SQL Injection – Definition & Detailed Explanation – Computer Security Glossary Terms

I. What is SQL Injection?

SQL Injection is a type of cyber attack that targets databases by inserting malicious SQL code into input fields on a website. This code can manipulate the database in various ways, such as retrieving sensitive information, modifying data, or even deleting entire tables. SQL Injection attacks are one of the most common and dangerous forms of cyber threats, as they can lead to data breaches, financial losses, and reputational damage for organizations.

II. How Does SQL Injection Work?

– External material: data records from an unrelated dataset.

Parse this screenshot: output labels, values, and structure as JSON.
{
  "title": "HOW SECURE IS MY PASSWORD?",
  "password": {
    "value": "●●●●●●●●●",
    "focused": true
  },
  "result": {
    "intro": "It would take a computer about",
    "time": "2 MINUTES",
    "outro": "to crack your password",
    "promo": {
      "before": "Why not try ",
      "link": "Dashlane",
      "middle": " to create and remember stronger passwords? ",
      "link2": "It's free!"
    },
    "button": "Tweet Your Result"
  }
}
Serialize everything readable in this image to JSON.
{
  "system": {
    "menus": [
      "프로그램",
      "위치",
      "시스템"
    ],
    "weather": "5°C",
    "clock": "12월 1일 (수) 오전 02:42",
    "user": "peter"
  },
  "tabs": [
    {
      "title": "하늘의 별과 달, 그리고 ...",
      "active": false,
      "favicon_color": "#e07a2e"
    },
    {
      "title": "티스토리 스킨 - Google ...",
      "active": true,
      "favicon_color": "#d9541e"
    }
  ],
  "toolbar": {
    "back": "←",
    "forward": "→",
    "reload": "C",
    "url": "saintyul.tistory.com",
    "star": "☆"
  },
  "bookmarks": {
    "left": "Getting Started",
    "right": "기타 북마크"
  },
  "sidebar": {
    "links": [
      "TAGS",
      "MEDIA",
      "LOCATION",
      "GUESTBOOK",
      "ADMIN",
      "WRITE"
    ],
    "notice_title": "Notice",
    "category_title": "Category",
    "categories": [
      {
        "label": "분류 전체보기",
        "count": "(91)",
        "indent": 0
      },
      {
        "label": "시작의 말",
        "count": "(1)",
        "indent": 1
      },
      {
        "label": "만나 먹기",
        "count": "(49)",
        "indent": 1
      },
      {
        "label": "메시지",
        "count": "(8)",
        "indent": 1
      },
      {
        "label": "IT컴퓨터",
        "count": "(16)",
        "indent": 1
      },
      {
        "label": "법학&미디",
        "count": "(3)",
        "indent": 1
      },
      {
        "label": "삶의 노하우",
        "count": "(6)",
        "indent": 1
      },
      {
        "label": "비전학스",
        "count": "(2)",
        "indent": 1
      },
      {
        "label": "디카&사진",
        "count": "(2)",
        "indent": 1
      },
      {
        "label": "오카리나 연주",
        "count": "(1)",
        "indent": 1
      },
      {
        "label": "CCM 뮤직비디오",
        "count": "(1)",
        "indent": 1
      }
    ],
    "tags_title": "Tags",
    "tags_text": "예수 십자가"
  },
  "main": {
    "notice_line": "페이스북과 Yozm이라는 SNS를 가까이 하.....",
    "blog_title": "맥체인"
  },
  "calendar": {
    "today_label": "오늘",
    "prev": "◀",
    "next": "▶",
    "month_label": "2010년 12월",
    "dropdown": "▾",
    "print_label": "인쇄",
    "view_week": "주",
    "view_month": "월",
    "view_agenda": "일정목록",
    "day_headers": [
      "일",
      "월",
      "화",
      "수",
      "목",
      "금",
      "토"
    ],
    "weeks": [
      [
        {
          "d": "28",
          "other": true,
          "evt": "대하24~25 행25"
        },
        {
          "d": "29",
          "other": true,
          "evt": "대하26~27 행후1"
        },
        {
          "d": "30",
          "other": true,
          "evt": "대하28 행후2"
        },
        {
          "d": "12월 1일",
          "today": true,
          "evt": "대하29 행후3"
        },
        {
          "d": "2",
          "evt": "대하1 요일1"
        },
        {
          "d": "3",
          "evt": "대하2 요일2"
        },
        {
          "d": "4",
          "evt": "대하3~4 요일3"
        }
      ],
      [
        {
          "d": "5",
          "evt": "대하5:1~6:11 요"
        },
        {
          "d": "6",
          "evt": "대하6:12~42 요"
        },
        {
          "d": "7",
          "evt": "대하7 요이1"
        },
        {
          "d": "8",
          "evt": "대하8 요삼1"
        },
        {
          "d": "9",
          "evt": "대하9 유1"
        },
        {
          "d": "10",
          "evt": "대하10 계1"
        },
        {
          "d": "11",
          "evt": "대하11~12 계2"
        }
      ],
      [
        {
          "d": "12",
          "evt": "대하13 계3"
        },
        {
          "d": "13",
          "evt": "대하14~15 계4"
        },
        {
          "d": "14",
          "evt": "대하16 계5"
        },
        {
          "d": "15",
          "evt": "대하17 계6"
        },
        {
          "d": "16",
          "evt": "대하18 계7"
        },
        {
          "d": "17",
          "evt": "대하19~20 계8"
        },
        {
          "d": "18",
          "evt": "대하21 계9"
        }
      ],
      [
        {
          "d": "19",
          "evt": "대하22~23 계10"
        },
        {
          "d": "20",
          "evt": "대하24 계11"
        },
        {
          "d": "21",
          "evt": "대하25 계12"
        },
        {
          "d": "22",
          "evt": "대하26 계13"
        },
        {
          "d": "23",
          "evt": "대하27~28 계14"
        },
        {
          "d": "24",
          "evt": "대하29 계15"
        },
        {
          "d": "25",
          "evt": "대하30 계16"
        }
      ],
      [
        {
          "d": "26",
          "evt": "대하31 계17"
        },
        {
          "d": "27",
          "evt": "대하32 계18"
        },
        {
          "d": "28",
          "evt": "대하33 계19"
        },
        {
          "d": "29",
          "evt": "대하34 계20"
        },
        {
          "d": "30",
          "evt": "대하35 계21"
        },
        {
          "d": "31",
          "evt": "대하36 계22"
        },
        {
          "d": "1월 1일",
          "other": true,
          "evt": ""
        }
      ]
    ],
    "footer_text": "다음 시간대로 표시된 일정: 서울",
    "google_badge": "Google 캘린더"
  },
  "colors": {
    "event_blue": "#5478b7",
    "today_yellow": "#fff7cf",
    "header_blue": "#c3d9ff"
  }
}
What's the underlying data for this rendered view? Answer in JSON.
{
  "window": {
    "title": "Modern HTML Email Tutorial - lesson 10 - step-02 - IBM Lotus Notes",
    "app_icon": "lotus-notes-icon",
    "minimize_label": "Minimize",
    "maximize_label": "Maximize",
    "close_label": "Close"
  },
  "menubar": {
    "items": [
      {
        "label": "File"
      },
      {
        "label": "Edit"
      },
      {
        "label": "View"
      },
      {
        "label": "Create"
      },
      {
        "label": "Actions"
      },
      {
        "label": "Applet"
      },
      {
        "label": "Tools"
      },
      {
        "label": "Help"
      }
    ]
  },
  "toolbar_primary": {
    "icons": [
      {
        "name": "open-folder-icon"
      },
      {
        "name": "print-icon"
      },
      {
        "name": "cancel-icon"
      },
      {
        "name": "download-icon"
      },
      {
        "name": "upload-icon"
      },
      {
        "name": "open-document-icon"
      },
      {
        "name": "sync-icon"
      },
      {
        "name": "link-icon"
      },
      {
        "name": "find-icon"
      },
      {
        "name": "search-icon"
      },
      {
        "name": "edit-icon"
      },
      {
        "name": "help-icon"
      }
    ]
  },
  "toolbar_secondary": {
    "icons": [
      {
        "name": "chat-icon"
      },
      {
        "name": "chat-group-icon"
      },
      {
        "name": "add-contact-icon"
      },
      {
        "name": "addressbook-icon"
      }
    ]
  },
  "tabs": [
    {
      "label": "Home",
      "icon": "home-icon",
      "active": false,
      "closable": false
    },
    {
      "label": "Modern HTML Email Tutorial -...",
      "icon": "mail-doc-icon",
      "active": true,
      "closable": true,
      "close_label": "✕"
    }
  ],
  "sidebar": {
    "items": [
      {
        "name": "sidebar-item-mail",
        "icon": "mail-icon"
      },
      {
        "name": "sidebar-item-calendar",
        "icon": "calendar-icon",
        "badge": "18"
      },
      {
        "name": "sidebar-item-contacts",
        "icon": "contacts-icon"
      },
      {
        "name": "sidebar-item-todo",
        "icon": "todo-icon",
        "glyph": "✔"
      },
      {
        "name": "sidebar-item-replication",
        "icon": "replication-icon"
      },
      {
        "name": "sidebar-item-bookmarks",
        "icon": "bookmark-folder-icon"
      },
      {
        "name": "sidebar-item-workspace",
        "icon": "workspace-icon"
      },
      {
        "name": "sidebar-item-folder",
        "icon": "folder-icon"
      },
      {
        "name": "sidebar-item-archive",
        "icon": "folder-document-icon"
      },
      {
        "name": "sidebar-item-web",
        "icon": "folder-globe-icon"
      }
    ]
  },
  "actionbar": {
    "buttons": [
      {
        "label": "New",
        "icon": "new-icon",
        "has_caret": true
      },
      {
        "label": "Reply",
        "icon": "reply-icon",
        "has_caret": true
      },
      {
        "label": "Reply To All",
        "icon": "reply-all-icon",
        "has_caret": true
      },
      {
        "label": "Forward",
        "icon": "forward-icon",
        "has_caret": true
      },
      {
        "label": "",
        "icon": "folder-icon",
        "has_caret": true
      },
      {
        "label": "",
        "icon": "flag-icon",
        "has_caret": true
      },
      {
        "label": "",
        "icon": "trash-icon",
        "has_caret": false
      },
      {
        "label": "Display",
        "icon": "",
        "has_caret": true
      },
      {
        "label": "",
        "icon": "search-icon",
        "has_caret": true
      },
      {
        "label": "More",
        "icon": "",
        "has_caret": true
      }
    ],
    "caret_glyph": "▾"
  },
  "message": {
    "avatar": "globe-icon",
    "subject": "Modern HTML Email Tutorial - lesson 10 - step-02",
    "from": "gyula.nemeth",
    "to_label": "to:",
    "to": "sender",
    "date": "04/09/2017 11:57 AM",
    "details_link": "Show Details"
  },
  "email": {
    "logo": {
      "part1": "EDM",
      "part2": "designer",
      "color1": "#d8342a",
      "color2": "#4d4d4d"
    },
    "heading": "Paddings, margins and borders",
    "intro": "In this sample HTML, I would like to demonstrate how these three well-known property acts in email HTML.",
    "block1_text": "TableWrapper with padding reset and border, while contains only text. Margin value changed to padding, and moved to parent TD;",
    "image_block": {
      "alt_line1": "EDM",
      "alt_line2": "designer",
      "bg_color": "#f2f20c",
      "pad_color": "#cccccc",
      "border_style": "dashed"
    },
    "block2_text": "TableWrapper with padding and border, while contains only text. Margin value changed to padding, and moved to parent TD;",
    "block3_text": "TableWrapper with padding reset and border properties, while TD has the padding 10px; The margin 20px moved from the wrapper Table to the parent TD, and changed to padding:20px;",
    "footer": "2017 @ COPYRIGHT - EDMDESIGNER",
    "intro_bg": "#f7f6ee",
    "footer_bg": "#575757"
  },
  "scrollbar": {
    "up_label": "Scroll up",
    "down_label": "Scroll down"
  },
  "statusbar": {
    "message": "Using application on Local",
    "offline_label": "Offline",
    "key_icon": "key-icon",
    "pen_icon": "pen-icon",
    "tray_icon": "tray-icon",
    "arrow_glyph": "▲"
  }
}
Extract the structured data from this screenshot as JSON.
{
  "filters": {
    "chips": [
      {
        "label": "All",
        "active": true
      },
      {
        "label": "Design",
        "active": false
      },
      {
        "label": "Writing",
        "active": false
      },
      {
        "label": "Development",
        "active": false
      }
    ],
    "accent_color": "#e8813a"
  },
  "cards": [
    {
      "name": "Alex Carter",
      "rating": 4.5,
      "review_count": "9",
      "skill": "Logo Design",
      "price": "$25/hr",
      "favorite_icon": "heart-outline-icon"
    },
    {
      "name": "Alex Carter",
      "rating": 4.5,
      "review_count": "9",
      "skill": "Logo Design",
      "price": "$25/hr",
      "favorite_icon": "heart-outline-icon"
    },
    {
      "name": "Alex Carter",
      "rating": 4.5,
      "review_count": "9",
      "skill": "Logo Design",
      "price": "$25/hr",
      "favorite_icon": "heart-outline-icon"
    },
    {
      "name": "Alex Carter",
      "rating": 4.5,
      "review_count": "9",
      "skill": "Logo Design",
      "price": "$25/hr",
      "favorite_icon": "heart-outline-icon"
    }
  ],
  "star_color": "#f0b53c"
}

SQL Injection works by taking advantage of vulnerabilities in web applications that do not properly sanitize user input. When a user enters data into a form field on a website, such as a login page or search bar, the input is typically passed to a database using SQL queries. If the input is not properly validated and sanitized, an attacker can insert malicious SQL code into the input field.

For example, a common SQL Injection attack involves entering a malicious SQL statement into a login form, such as ‘OR 1=1 –‘. This statement tricks the database into thinking that the user has entered valid credentials, allowing the attacker to bypass authentication and gain unauthorized access to the system.

III. What are the Risks of SQL Injection?

The risks of SQL Injection attacks are significant and can have serious consequences for organizations. Some of the potential risks include:

1. Data Breaches: SQL Injection attacks can result in unauthorized access to sensitive data stored in databases, such as personal information, financial records, and intellectual property.

2. Data Loss: Attackers can use SQL Injection to delete or modify data in databases, leading to data loss and corruption.

3. Financial Losses: SQL Injection attacks can cause financial losses for organizations through theft of funds, fraudulent transactions, or ransom demands.

4. Reputational Damage: Data breaches and other security incidents resulting from SQL Injection attacks can damage an organization’s reputation and erode customer trust.

IV. How Can SQL Injection be Prevented?

Preventing SQL Injection attacks requires a combination of secure coding practices, input validation, and regular security testing. Some key measures to prevent SQL Injection include:

1. Input Validation: Validate and sanitize all user input to ensure that it does not contain malicious SQL code.

2. Parameterized Queries: Use parameterized queries or prepared statements to prevent SQL Injection by separating SQL code from user input.

3. Least Privilege: Limit the privileges of database users to restrict access to sensitive data and prevent unauthorized modifications.

4. Web Application Firewalls: Implement web application firewalls to detect and block SQL Injection attacks in real-time.

5. Regular Security Audits: Conduct regular security audits and penetration testing to identify and address vulnerabilities before they can be exploited by attackers.

V. What are Common Examples of SQL Injection Attacks?

Some common examples of SQL Injection attacks include:

1. Union-Based SQL Injection: Attackers use the ‘UNION’ SQL operator to combine the results of two or more SELECT queries, allowing them to retrieve additional data from the database.

2. Error-Based SQL Injection: Attackers exploit error messages generated by the database to extract information about the database structure and contents.

3. Blind SQL Injection: Attackers use boolean-based or time-based techniques to infer information about the database without directly retrieving data.

VI. How to Respond to a SQL Injection Attack?

If a SQL Injection attack is detected, organizations should respond promptly to mitigate the damage and prevent further exploitation. Some steps to respond to a SQL Injection attack include:

1. Identify the Attack: Determine the extent of the SQL Injection attack and identify the affected systems and databases.

2. Contain the Attack: Isolate the affected systems and databases to prevent further unauthorized access and data loss.

3. Patch Vulnerabilities: Apply security patches and updates to fix vulnerabilities that were exploited in the SQL Injection attack.

4. Restore Data: Restore any data that was deleted or modified during the attack from backups or other sources.

5. Investigate the Incident: Conduct a thorough investigation to determine the root cause of the SQL Injection attack and implement measures to prevent future incidents.

By understanding the risks of SQL Injection, implementing preventive measures, and responding effectively to attacks, organizations can protect their databases and sensitive information from malicious actors.